Assigned task: Whenever a line in the data holds the string "duration", copy that line.

Excerpts from a dataset:
——————
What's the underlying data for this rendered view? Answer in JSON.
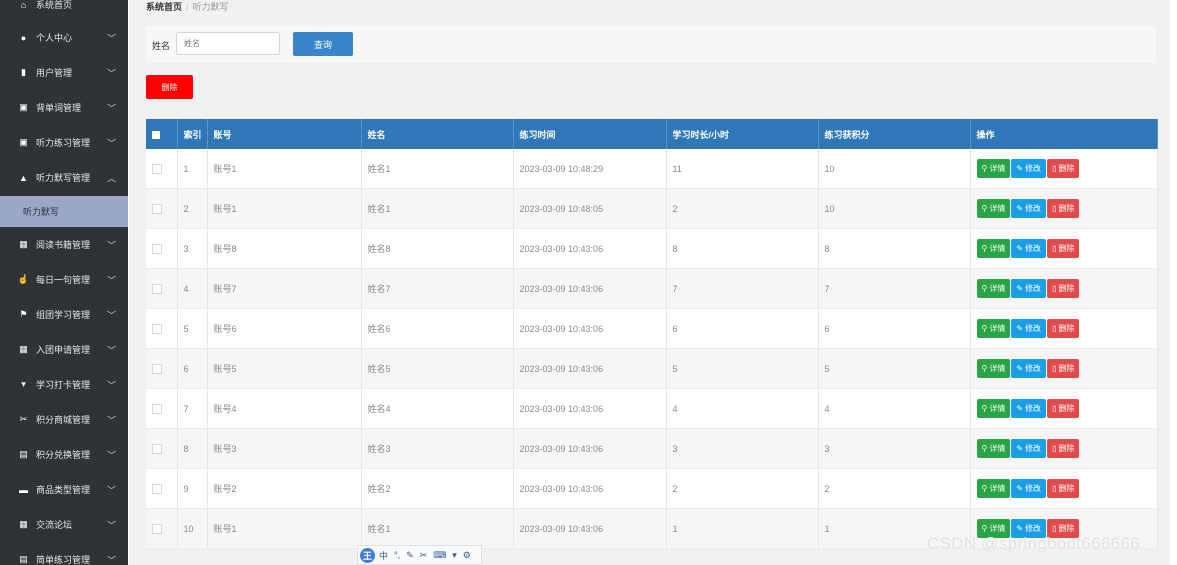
{
  "sidebar": {
    "items": [
      {
        "label": "系统首页",
        "icon": "home-icon",
        "glyph": "⌂",
        "chevron": false
      },
      {
        "label": "个人中心",
        "icon": "user-icon",
        "glyph": "●",
        "chevron": true
      },
      {
        "label": "用户管理",
        "icon": "bar-chart-icon",
        "glyph": "▮",
        "chevron": true
      },
      {
        "label": "背单词管理",
        "icon": "clipboard-icon",
        "glyph": "▣",
        "chevron": true
      },
      {
        "label": "听力练习管理",
        "icon": "checklist-icon",
        "glyph": "▣",
        "chevron": true
      },
      {
        "label": "听力默写管理",
        "icon": "bank-icon",
        "glyph": "▲",
        "chevron": true,
        "expanded": true
      },
      {
        "label": "阅读书籍管理",
        "icon": "grid-icon",
        "glyph": "▦",
        "chevron": true
      },
      {
        "label": "每日一句管理",
        "icon": "hand-pointer-icon",
        "glyph": "☝",
        "chevron": true
      },
      {
        "label": "组团学习管理",
        "icon": "flag-icon",
        "glyph": "⚑",
        "chevron": true
      },
      {
        "label": "入团申请管理",
        "icon": "grid-icon",
        "glyph": "▦",
        "chevron": true
      },
      {
        "label": "学习打卡管理",
        "icon": "trophy-icon",
        "glyph": "▾",
        "chevron": true
      },
      {
        "label": "积分商城管理",
        "icon": "ticket-icon",
        "glyph": "✂",
        "chevron": true
      },
      {
        "label": "积分兑换管理",
        "icon": "document-icon",
        "glyph": "▤",
        "chevron": true
      },
      {
        "label": "商品类型管理",
        "icon": "monitor-icon",
        "glyph": "▬",
        "chevron": true
      },
      {
        "label": "交流论坛",
        "icon": "grid-icon",
        "glyph": "▦",
        "chevron": true
      },
      {
        "label": "简单练习管理",
        "icon": "list-icon",
        "glyph": "▤",
        "chevron": true
      }
    ],
    "sub_item": {
      "label": "听力默写"
    }
  },
  "breadcrumb": {
    "home": "系统首页",
    "separator": "/",
    "current": "听力默写"
  },
  "search": {
    "label": "姓名",
    "placeholder": "姓名",
    "value": "",
    "button": "查询"
  },
  "toolbar": {
    "delete_label": "删除"
  },
  "table": {
    "headers": [
      "索引",
      "账号",
      "姓名",
      "练习时间",
      "学习时长/小时",
      "练习获积分",
      "操作"
    ],
    "action_labels": {
      "detail": "详情",
      "edit": "修改",
      "delete": "删除"
    },
    "rows": [
      {
        "index": "1",
        "account": "账号1",
        "name": "姓名1",
        "time": "2023-03-09 10:48:29",
        "duration": "11",
        "points": "10"
      },
      {
        "index": "2",
        "account": "账号1",
        "name": "姓名1",
        "time": "2023-03-09 10:48:05",
        "duration": "2",
        "points": "10"
      },
      {
        "index": "3",
        "account": "账号8",
        "name": "姓名8",
        "time": "2023-03-09 10:43:06",
        "duration": "8",
        "points": "8"
      },
      {
        "index": "4",
        "account": "账号7",
        "name": "姓名7",
        "time": "2023-03-09 10:43:06",
        "duration": "7",
        "points": "7"
      },
      {
        "index": "5",
        "account": "账号6",
        "name": "姓名6",
        "time": "2023-03-09 10:43:06",
        "duration": "6",
        "points": "6"
      },
      {
        "index": "6",
        "account": "账号5",
        "name": "姓名5",
        "time": "2023-03-09 10:43:06",
        "duration": "5",
        "points": "5"
      },
      {
        "index": "7",
        "account": "账号4",
        "name": "姓名4",
        "time": "2023-03-09 10:43:06",
        "duration": "4",
        "points": "4"
      },
      {
        "index": "8",
        "account": "账号3",
        "name": "姓名3",
        "time": "2023-03-09 10:43:06",
        "duration": "3",
        "points": "3"
      },
      {
        "index": "9",
        "account": "账号2",
        "name": "姓名2",
        "time": "2023-03-09 10:43:06",
        "duration": "2",
        "points": "2"
      },
      {
        "index": "10",
        "account": "账号1",
        "name": "姓名1",
        "time": "2023-03-09 10:43:06",
        "duration": "1",
        "points": "1"
      }
    ]
  },
  "ime_toolbar": {
    "logo": "王",
    "mode": "中"
  },
  "watermark": "CSDN @springboot666666",
  "colors": {
    "sidebar_bg": "#2f3337",
    "header_blue": "#2f77b6",
    "search_blue": "#3a85c9",
    "delete_red": "#ff0000",
    "detail_green": "#28a645",
    "edit_blue": "#1a9ee8",
    "remove_red": "#e14b4b"
  }
}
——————
Answer to the exercise:
        "duration": "11",
        "duration": "2",
        "duration": "8",
        "duration": "7",
        "duration": "6",
        "duration": "5",
        "duration": "4",
        "duration": "3",
        "duration": "2",
        "duration": "1",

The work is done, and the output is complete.